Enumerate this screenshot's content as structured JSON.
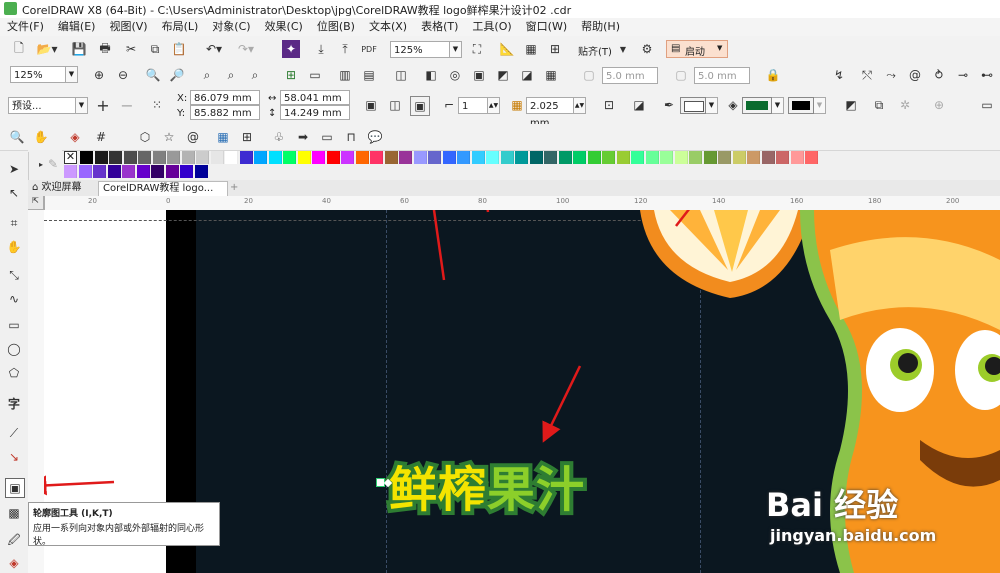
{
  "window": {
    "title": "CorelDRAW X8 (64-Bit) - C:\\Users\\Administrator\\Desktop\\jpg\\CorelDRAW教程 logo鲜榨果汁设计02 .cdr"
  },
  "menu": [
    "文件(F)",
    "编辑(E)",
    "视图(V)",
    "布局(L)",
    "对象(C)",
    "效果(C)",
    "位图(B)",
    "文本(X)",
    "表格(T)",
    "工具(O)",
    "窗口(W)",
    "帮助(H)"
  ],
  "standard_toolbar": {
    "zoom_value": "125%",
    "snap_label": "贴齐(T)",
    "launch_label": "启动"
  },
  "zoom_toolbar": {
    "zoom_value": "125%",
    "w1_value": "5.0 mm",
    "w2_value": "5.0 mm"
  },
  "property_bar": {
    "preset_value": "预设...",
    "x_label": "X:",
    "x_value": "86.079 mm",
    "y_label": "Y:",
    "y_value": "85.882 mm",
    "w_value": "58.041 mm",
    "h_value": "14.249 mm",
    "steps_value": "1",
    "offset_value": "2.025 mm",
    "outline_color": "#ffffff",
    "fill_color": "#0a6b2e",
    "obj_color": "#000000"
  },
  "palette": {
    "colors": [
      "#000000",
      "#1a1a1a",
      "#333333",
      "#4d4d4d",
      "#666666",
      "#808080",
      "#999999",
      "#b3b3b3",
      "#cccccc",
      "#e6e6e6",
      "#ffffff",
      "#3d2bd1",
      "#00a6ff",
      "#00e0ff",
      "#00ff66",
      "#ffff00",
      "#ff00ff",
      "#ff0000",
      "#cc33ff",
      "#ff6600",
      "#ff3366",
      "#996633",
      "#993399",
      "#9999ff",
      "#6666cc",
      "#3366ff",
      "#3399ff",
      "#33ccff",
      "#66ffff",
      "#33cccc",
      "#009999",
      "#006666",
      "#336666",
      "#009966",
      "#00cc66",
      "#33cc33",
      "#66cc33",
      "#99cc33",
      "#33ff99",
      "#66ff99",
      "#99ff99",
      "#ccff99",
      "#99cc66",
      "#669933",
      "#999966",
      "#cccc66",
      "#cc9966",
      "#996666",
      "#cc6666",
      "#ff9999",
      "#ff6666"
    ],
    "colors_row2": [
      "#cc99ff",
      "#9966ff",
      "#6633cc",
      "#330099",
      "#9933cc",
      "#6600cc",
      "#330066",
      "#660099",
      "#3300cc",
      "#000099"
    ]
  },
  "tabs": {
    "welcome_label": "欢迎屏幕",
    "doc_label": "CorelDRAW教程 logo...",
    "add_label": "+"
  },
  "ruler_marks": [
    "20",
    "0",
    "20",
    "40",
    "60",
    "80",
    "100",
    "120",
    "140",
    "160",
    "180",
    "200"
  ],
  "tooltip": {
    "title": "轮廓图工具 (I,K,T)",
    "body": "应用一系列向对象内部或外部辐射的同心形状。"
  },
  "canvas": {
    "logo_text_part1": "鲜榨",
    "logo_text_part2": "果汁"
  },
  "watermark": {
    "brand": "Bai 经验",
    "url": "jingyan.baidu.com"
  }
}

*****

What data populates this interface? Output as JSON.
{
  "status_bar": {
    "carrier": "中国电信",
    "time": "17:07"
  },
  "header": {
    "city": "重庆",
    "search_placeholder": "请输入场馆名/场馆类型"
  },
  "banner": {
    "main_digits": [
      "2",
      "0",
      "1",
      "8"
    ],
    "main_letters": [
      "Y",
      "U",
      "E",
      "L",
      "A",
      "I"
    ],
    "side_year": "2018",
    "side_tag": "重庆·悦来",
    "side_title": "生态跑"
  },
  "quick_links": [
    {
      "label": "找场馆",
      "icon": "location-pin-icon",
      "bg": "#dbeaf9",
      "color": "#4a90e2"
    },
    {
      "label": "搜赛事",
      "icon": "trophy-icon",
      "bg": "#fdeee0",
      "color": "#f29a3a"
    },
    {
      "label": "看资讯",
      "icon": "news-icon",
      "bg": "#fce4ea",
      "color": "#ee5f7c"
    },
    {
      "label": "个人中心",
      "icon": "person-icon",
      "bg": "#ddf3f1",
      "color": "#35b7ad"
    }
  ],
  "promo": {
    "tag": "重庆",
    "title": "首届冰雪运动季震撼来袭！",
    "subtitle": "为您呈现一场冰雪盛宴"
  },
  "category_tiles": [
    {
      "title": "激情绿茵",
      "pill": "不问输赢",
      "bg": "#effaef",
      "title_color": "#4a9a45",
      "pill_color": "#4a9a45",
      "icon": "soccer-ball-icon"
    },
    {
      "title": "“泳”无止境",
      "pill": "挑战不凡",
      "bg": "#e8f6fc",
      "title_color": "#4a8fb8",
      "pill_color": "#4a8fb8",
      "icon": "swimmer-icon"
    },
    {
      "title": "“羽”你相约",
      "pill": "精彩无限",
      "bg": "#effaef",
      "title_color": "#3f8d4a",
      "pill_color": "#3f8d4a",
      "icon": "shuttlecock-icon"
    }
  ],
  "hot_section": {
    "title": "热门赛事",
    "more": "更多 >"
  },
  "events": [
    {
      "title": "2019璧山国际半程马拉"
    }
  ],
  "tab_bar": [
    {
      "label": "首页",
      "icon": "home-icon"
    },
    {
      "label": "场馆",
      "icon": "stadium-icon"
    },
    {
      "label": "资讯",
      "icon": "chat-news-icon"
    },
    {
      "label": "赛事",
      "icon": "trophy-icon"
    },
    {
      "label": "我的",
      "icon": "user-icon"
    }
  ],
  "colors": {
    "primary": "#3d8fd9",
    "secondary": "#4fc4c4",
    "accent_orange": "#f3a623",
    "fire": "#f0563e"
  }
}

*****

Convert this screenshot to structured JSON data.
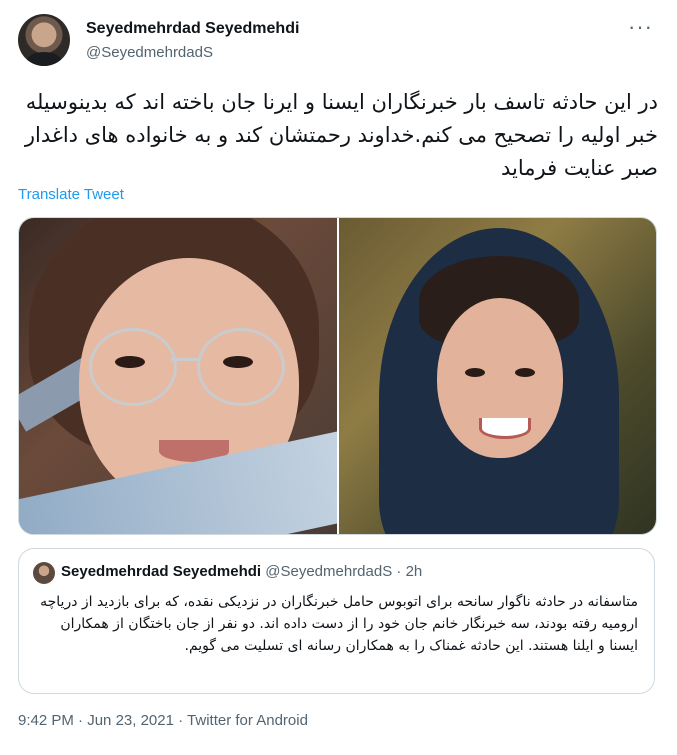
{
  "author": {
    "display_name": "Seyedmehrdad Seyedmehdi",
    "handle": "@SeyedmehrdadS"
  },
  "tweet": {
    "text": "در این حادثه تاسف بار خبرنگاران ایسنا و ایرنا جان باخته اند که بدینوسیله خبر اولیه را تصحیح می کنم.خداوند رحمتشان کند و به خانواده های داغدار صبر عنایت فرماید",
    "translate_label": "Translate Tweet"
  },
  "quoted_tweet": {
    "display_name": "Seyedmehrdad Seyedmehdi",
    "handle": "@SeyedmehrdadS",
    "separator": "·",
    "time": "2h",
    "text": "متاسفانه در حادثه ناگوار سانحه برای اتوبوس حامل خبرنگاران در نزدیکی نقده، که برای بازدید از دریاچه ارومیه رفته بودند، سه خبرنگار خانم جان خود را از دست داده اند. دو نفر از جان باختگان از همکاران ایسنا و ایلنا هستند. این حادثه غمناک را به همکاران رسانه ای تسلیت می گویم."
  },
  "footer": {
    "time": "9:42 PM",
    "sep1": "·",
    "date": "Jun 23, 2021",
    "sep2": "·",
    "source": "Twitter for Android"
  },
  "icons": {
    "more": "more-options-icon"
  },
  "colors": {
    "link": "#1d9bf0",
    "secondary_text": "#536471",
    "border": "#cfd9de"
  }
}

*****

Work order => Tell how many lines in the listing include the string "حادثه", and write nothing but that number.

Result of this exercise => 2